In the presentation “Green Construction-Driven Developmentism and the Crisis of Regional Environmental Policy,” Professor Cho Myeong-rae of Dankook University (President, The Korean Association of NGO Studies) labeled the current environmental policy as “green construction-driven developmentism” that has the government taking on a very strong green-orientation on the surface but applying a very typical construction-driven method in execution that is, green on the outside, strictly construction-driven developmentism on the inside. Professor Cho pointed out that the contraction of environmental policy signifies the withering of regional democracy in which the local residents discuss, debate, and participate in policy-making. He also emphasized that the recovery of regional environmental administration should serve as the first step in resolving environmental issues within regional areas and that the regional autonomous government system itself must be completely changed by necessity to create green value through the approach of taking on the global ecological problems at the regional level.
Gu Dowan, the Director of Environment and Society Research Center, gave a presentation titled “Korean Environmental Movement and Ecological Democracy: An Examination Based on Case Studies.” Director Gu examined “the strengths and weaknesses of democracy in solving environmental issues and how democracy should be improved to solve such problems.” He explained the issues of ecological democracy by citing the Dong-gang dam, Saeman-geum, and Hantan-gang dam as specific examples. For democracy to have a positive impact on solving environmental problems the deliberative democratic method must be actively introduced in the policy making process and be systemically incorporated.
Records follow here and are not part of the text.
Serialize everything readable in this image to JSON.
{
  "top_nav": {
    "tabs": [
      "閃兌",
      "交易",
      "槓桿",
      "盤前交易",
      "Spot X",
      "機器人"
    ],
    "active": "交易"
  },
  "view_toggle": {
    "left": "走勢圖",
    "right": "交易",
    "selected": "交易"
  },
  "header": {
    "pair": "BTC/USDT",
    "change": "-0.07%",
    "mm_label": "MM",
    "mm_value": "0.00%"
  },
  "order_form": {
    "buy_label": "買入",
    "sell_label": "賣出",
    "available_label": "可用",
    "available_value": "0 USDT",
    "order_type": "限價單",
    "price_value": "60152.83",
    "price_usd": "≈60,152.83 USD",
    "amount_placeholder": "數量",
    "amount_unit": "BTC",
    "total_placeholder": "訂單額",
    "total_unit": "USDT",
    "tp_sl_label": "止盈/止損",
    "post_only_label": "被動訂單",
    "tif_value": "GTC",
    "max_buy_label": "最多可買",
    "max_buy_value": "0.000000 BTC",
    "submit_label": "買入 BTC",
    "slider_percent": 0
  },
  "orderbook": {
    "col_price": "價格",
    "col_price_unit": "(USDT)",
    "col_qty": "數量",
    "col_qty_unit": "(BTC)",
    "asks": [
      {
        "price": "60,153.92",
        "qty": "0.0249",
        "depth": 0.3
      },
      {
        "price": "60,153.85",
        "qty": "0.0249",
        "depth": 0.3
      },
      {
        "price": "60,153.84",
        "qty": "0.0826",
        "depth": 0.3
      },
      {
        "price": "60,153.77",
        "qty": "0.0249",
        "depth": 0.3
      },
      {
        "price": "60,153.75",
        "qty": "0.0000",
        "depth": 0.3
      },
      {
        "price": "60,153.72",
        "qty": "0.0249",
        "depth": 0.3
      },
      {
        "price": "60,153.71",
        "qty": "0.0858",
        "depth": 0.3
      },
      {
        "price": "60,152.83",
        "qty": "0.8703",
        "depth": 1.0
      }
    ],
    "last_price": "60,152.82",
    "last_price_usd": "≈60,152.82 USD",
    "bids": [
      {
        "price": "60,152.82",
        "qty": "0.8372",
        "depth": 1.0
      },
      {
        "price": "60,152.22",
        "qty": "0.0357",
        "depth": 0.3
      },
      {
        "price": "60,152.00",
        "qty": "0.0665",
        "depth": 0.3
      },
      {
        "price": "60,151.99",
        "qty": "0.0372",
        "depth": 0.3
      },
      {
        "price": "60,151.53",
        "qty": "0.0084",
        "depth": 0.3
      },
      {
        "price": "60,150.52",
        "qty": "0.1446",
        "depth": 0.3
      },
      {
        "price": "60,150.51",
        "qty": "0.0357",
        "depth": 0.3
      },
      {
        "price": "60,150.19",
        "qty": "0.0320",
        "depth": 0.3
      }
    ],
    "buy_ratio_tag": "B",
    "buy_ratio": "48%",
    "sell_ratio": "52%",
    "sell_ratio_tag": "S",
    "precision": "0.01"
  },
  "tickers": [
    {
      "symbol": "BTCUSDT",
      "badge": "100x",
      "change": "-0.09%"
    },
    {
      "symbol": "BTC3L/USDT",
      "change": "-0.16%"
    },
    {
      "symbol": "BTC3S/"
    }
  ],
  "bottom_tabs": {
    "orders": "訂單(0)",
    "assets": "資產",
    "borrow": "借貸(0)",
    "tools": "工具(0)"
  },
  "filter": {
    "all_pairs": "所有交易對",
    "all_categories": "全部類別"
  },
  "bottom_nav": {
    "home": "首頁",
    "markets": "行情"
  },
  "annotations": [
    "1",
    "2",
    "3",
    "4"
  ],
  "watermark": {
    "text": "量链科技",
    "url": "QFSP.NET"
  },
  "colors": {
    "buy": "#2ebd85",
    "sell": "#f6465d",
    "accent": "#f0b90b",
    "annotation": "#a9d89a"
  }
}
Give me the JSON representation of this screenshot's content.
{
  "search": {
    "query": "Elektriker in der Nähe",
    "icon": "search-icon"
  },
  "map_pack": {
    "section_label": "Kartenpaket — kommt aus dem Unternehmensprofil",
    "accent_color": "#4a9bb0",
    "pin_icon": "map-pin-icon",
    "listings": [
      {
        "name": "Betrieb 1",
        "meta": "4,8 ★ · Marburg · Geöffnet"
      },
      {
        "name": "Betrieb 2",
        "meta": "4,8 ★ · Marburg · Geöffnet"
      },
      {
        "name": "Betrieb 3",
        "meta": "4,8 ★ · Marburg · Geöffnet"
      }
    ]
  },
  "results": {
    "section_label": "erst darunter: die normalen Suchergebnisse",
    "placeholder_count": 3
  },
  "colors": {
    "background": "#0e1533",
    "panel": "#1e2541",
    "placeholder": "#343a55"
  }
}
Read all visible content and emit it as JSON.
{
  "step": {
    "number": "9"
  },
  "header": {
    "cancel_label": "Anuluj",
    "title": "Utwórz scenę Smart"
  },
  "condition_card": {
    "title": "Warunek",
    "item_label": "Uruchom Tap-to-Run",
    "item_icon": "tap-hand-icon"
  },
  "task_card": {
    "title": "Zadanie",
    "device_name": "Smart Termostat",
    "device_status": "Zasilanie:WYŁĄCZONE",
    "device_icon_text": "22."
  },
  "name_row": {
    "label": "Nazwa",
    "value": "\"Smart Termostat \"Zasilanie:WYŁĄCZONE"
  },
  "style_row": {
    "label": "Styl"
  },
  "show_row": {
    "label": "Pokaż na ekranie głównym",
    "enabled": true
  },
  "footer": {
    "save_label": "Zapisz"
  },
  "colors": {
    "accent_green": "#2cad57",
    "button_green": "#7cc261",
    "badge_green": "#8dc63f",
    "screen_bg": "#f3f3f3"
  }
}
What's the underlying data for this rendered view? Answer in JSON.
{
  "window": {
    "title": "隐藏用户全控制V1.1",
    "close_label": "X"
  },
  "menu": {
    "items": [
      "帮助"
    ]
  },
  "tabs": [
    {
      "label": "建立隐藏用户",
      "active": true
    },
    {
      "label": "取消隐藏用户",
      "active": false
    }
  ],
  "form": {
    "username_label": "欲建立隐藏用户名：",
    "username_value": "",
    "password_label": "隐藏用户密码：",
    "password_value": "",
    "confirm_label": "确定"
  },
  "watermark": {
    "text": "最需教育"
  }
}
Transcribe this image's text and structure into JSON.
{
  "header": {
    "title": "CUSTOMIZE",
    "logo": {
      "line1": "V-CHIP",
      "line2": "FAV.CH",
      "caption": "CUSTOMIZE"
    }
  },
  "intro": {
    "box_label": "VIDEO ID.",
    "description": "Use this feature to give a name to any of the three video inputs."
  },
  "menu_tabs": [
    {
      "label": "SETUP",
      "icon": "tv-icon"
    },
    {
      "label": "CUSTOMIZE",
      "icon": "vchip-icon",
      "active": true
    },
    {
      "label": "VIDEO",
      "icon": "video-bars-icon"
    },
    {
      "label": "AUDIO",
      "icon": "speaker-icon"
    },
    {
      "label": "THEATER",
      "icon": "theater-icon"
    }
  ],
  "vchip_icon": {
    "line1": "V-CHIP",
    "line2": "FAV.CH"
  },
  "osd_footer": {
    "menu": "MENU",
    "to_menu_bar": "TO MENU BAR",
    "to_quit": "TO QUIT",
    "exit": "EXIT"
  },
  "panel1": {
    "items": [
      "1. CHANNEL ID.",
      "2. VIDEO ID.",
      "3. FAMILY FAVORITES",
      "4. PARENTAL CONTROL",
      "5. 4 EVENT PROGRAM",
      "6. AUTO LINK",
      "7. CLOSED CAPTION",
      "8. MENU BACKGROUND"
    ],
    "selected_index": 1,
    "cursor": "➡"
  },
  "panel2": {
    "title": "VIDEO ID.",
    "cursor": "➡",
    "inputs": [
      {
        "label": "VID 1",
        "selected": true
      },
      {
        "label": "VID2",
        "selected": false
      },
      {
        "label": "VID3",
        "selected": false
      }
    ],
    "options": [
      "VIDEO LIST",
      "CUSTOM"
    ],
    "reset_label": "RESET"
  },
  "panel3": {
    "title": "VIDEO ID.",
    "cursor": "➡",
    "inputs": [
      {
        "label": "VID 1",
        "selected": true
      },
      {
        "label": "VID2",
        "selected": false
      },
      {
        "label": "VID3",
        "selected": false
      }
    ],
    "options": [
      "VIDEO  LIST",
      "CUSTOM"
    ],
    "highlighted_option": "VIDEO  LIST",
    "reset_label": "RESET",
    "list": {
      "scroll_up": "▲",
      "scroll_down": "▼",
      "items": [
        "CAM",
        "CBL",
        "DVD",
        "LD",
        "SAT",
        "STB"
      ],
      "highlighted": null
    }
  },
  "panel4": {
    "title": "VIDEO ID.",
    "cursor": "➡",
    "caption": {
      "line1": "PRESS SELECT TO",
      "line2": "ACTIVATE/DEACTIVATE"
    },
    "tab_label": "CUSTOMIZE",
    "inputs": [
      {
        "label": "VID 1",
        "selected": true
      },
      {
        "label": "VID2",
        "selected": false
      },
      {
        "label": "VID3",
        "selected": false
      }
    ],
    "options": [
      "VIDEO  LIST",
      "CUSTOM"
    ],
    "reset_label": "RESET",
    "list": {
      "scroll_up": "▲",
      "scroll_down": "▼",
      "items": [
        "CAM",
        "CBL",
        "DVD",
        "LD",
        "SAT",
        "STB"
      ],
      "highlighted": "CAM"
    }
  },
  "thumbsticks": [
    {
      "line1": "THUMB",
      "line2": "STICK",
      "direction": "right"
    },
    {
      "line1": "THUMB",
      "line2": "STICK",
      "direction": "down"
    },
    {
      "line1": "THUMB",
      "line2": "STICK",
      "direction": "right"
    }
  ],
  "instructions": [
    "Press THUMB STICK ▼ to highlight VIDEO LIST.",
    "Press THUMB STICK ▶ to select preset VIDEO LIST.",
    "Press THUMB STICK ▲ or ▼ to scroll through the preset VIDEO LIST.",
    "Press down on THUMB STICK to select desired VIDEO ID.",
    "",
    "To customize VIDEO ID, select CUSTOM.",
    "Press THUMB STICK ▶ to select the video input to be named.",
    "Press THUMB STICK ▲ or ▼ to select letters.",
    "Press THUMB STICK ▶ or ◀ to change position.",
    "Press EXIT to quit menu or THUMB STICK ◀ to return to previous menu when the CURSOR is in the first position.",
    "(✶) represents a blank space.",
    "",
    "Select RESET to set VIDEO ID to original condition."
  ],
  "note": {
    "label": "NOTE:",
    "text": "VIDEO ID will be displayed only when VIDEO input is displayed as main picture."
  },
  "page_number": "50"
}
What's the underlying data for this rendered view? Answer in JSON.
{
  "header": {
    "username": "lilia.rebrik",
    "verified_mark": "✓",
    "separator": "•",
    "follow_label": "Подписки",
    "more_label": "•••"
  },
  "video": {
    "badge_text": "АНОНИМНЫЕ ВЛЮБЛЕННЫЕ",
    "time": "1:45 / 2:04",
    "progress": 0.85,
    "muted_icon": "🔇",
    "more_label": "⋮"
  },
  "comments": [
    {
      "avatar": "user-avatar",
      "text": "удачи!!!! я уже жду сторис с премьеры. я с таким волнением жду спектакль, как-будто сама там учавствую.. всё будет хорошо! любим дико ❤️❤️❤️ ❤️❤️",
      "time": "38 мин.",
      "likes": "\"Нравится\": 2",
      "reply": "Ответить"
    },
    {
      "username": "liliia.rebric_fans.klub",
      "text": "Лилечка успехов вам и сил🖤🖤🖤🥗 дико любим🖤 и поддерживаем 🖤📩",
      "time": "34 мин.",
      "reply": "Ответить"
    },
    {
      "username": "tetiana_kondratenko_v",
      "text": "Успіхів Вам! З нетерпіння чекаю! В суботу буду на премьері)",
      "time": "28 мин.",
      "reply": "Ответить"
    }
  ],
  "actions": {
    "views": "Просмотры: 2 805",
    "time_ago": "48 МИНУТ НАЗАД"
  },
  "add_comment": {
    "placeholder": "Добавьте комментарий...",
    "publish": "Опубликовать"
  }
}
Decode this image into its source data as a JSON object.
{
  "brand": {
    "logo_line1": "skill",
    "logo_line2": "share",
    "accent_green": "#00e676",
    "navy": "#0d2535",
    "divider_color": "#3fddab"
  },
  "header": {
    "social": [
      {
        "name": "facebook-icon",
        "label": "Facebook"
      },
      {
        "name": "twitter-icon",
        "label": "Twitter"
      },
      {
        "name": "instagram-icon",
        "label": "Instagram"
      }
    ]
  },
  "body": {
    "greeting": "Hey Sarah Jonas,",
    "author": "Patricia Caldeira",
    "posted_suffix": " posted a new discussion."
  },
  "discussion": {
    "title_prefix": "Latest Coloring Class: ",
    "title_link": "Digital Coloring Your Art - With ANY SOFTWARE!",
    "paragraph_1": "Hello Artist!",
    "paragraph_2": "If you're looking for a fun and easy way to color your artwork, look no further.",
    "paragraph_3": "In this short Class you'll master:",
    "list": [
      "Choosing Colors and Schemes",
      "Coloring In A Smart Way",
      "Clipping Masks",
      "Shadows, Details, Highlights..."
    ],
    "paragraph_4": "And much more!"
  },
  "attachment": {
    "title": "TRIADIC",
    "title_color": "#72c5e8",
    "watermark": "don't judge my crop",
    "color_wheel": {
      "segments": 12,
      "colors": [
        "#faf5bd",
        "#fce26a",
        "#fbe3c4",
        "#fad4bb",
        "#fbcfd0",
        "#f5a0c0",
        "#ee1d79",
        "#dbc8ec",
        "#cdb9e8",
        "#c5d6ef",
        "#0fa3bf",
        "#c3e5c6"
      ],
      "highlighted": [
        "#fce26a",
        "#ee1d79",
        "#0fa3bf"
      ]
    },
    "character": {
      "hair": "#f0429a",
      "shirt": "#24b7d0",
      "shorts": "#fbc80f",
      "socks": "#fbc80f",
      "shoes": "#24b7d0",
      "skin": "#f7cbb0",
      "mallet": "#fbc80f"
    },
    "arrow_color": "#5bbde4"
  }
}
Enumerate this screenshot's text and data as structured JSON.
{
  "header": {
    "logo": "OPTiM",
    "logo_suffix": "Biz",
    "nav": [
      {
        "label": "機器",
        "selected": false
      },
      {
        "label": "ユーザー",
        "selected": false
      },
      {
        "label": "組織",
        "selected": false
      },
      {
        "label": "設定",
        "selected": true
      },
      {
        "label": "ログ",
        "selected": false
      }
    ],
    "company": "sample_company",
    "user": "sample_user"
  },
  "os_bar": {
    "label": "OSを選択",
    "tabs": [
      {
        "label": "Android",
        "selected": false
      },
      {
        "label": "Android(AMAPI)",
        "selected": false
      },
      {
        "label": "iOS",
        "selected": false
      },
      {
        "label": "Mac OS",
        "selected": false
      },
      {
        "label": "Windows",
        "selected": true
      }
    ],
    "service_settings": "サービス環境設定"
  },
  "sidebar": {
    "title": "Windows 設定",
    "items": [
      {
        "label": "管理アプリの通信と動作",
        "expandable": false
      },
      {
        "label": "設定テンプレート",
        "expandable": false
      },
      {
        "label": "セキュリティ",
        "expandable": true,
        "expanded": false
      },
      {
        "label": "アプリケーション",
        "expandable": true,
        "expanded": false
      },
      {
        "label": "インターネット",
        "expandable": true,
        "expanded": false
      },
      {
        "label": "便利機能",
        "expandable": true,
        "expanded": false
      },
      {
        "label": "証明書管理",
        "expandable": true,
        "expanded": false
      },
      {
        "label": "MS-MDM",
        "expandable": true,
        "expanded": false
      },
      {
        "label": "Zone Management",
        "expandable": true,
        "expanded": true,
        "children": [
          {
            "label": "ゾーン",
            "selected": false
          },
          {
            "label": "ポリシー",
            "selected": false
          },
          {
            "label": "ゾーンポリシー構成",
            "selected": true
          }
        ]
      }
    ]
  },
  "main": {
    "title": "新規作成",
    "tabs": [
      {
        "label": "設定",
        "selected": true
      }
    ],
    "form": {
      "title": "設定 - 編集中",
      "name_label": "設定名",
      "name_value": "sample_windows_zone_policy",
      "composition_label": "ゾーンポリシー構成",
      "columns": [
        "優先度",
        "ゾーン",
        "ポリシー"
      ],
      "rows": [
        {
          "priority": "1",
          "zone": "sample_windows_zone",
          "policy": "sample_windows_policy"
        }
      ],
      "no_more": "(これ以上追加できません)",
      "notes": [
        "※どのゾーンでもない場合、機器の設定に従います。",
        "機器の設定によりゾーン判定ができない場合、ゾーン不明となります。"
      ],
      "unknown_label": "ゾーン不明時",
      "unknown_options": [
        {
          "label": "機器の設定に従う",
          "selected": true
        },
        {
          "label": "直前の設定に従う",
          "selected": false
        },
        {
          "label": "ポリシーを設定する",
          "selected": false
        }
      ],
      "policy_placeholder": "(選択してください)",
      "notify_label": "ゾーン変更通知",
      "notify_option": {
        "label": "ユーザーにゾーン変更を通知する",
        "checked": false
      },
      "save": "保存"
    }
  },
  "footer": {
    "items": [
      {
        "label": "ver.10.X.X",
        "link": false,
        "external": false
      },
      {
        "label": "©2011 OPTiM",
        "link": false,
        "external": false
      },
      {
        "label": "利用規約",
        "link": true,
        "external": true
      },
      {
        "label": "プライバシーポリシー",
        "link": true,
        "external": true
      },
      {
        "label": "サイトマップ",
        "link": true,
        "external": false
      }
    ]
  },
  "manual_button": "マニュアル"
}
A system is needed to guarantee in the policy development the participation and debate by advocates for the future generation and the ecosystem or endangered species. He argued that, without the power of a system that enables deliberative democracy, such ecological democracy may retreat at any time.
In the subsequent discussions it was pointed out that the development myth of the modern industrial society has been shattered, continuous and balanced development has become unattainable and the hope of a bountiful future has been crumbled, and the present era is a period of great change where nothing is possible without the efforts of individuals to achieve self-change. Additional points were made on the need to make new changes and delegation of roles with respect to democracy.